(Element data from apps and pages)
--- --- ---

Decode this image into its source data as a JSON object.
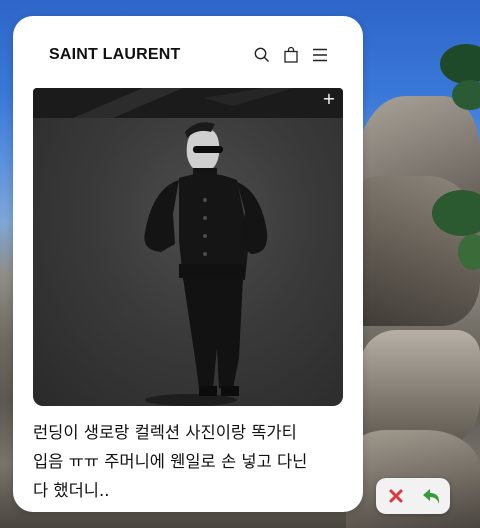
{
  "header": {
    "brand": "SAINT LAURENT",
    "icons": [
      "search-icon",
      "shopping-bag-icon",
      "hamburger-menu-icon"
    ]
  },
  "photo": {
    "overlay_icon": "plus-icon",
    "overlay_glyph": "+"
  },
  "caption": {
    "text": "런딩이 생로랑 컬렉션 사진이랑 똑가티\n입음 ㅠㅠ 주머니에 웬일로 손 넣고 다닌\n다 했더니.."
  },
  "actions": {
    "close_icon": "close-x-icon",
    "undo_icon": "undo-arrow-icon",
    "close_color": "#e0363a",
    "undo_color": "#3a9a3e"
  }
}
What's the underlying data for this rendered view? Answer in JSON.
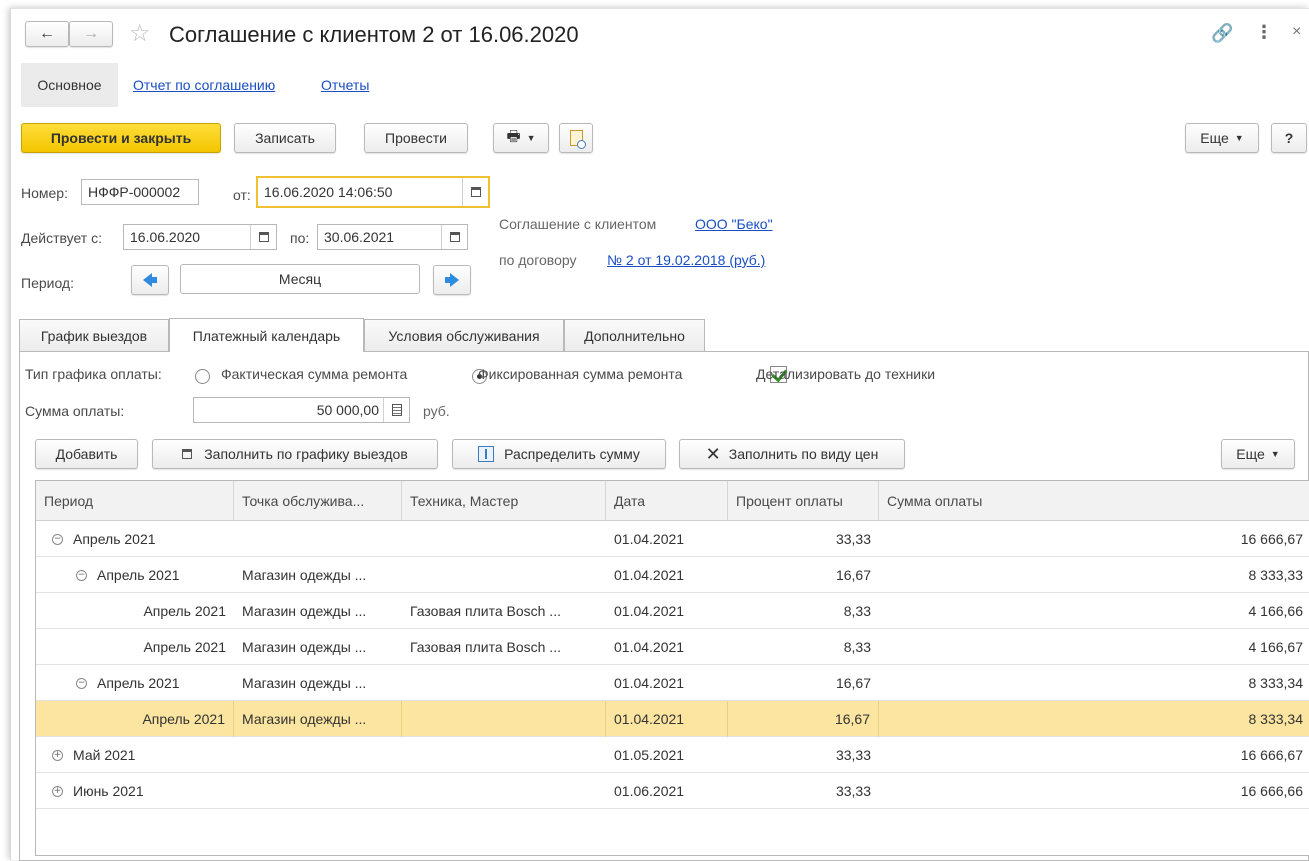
{
  "window": {
    "title": "Соглашение с клиентом 2 от 16.06.2020"
  },
  "nav_tabs": [
    "Основное",
    "Отчет по соглашению",
    "Отчеты"
  ],
  "toolbar": {
    "post_close": "Провести и закрыть",
    "save": "Записать",
    "post": "Провести",
    "more": "Еще",
    "help": "?"
  },
  "header": {
    "number_label": "Номер:",
    "number_value": "НФФР-000002",
    "from_label": "от:",
    "date_value": "16.06.2020 14:06:50",
    "valid_from_label": "Действует с:",
    "valid_from_value": "16.06.2020",
    "to_label": "по:",
    "valid_to_value": "30.06.2021",
    "period_label": "Период:",
    "period_value": "Месяц",
    "agreement_label": "Соглашение с клиентом",
    "agreement_link": "ООО \"Беко\"",
    "contract_label": "по договору",
    "contract_link": "№ 2 от 19.02.2018 (руб.)"
  },
  "tabs": [
    "График выездов",
    "Платежный календарь",
    "Условия обслуживания",
    "Дополнительно"
  ],
  "payment": {
    "type_label": "Тип графика оплаты:",
    "option_actual": "Фактическая сумма ремонта",
    "option_fixed": "Фиксированная сумма ремонта",
    "detail_label": "Детализировать до техники",
    "sum_label": "Сумма оплаты:",
    "sum_value": "50 000,00",
    "currency": "руб."
  },
  "table_toolbar": {
    "add": "Добавить",
    "fill_schedule": "Заполнить по графику выездов",
    "distribute": "Распределить сумму",
    "fill_price": "Заполнить по виду цен",
    "more": "Еще"
  },
  "table": {
    "columns": [
      "Период",
      "Точка обслужива...",
      "Техника, Мастер",
      "Дата",
      "Процент оплаты",
      "Сумма оплаты"
    ],
    "rows": [
      {
        "period": "Апрель 2021",
        "point": "",
        "tech": "",
        "date": "01.04.2021",
        "percent": "33,33",
        "sum": "16 666,67"
      },
      {
        "period": "Апрель 2021",
        "point": "Магазин одежды ...",
        "tech": "",
        "date": "01.04.2021",
        "percent": "16,67",
        "sum": "8 333,33"
      },
      {
        "period": "Апрель 2021",
        "point": "Магазин одежды ...",
        "tech": "Газовая плита Bosch ...",
        "date": "01.04.2021",
        "percent": "8,33",
        "sum": "4 166,66"
      },
      {
        "period": "Апрель 2021",
        "point": "Магазин одежды ...",
        "tech": "Газовая плита Bosch ...",
        "date": "01.04.2021",
        "percent": "8,33",
        "sum": "4 166,67"
      },
      {
        "period": "Апрель 2021",
        "point": "Магазин одежды ...",
        "tech": "",
        "date": "01.04.2021",
        "percent": "16,67",
        "sum": "8 333,34"
      },
      {
        "period": "Апрель 2021",
        "point": "Магазин одежды ...",
        "tech": "",
        "date": "01.04.2021",
        "percent": "16,67",
        "sum": "8 333,34"
      },
      {
        "period": "Май 2021",
        "point": "",
        "tech": "",
        "date": "01.05.2021",
        "percent": "33,33",
        "sum": "16 666,67"
      },
      {
        "period": "Июнь 2021",
        "point": "",
        "tech": "",
        "date": "01.06.2021",
        "percent": "33,33",
        "sum": "16 666,66"
      }
    ]
  },
  "colors": {
    "primary_button": "#f3c500",
    "selected_row": "#fbe5a0",
    "link": "#1a4ec4",
    "focus_border": "#f0c030"
  }
}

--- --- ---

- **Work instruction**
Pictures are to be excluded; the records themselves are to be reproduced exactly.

- **Answer to this task**
Decode this image into its source data as a JSON object.
{
  "header": {
    "brand": "SAINT LAURENT",
    "icons": [
      "search-icon",
      "shopping-bag-icon",
      "hamburger-menu-icon"
    ]
  },
  "photo": {
    "overlay_icon": "plus-icon",
    "overlay_glyph": "+"
  },
  "caption": {
    "text": "런딩이 생로랑 컬렉션 사진이랑 똑가티\n입음 ㅠㅠ 주머니에 웬일로 손 넣고 다닌\n다 했더니.."
  },
  "actions": {
    "close_icon": "close-x-icon",
    "undo_icon": "undo-arrow-icon",
    "close_color": "#e0363a",
    "undo_color": "#3a9a3e"
  }
}
What's the underlying data for this rendered view? Answer in JSON.
{
  "window": {
    "title": "Соглашение с клиентом 2 от 16.06.2020"
  },
  "nav_tabs": [
    "Основное",
    "Отчет по соглашению",
    "Отчеты"
  ],
  "toolbar": {
    "post_close": "Провести и закрыть",
    "save": "Записать",
    "post": "Провести",
    "more": "Еще",
    "help": "?"
  },
  "header": {
    "number_label": "Номер:",
    "number_value": "НФФР-000002",
    "from_label": "от:",
    "date_value": "16.06.2020 14:06:50",
    "valid_from_label": "Действует с:",
    "valid_from_value": "16.06.2020",
    "to_label": "по:",
    "valid_to_value": "30.06.2021",
    "period_label": "Период:",
    "period_value": "Месяц",
    "agreement_label": "Соглашение с клиентом",
    "agreement_link": "ООО \"Беко\"",
    "contract_label": "по договору",
    "contract_link": "№ 2 от 19.02.2018 (руб.)"
  },
  "tabs": [
    "График выездов",
    "Платежный календарь",
    "Условия обслуживания",
    "Дополнительно"
  ],
  "payment": {
    "type_label": "Тип графика оплаты:",
    "option_actual": "Фактическая сумма ремонта",
    "option_fixed": "Фиксированная сумма ремонта",
    "detail_label": "Детализировать до техники",
    "sum_label": "Сумма оплаты:",
    "sum_value": "50 000,00",
    "currency": "руб."
  },
  "table_toolbar": {
    "add": "Добавить",
    "fill_schedule": "Заполнить по графику выездов",
    "distribute": "Распределить сумму",
    "fill_price": "Заполнить по виду цен",
    "more": "Еще"
  },
  "table": {
    "columns": [
      "Период",
      "Точка обслужива...",
      "Техника, Мастер",
      "Дата",
      "Процент оплаты",
      "Сумма оплаты"
    ],
    "rows": [
      {
        "period": "Апрель 2021",
        "point": "",
        "tech": "",
        "date": "01.04.2021",
        "percent": "33,33",
        "sum": "16 666,67"
      },
      {
        "period": "Апрель 2021",
        "point": "Магазин одежды ...",
        "tech": "",
        "date": "01.04.2021",
        "percent": "16,67",
        "sum": "8 333,33"
      },
      {
        "period": "Апрель 2021",
        "point": "Магазин одежды ...",
        "tech": "Газовая плита Bosch ...",
        "date": "01.04.2021",
        "percent": "8,33",
        "sum": "4 166,66"
      },
      {
        "period": "Апрель 2021",
        "point": "Магазин одежды ...",
        "tech": "Газовая плита Bosch ...",
        "date": "01.04.2021",
        "percent": "8,33",
        "sum": "4 166,67"
      },
      {
        "period": "Апрель 2021",
        "point": "Магазин одежды ...",
        "tech": "",
        "date": "01.04.2021",
        "percent": "16,67",
        "sum": "8 333,34"
      },
      {
        "period": "Апрель 2021",
        "point": "Магазин одежды ...",
        "tech": "",
        "date": "01.04.2021",
        "percent": "16,67",
        "sum": "8 333,34"
      },
      {
        "period": "Май 2021",
        "point": "",
        "tech": "",
        "date": "01.05.2021",
        "percent": "33,33",
        "sum": "16 666,67"
      },
      {
        "period": "Июнь 2021",
        "point": "",
        "tech": "",
        "date": "01.06.2021",
        "percent": "33,33",
        "sum": "16 666,66"
      }
    ]
  },
  "colors": {
    "primary_button": "#f3c500",
    "selected_row": "#fbe5a0",
    "link": "#1a4ec4",
    "focus_border": "#f0c030"
  }
}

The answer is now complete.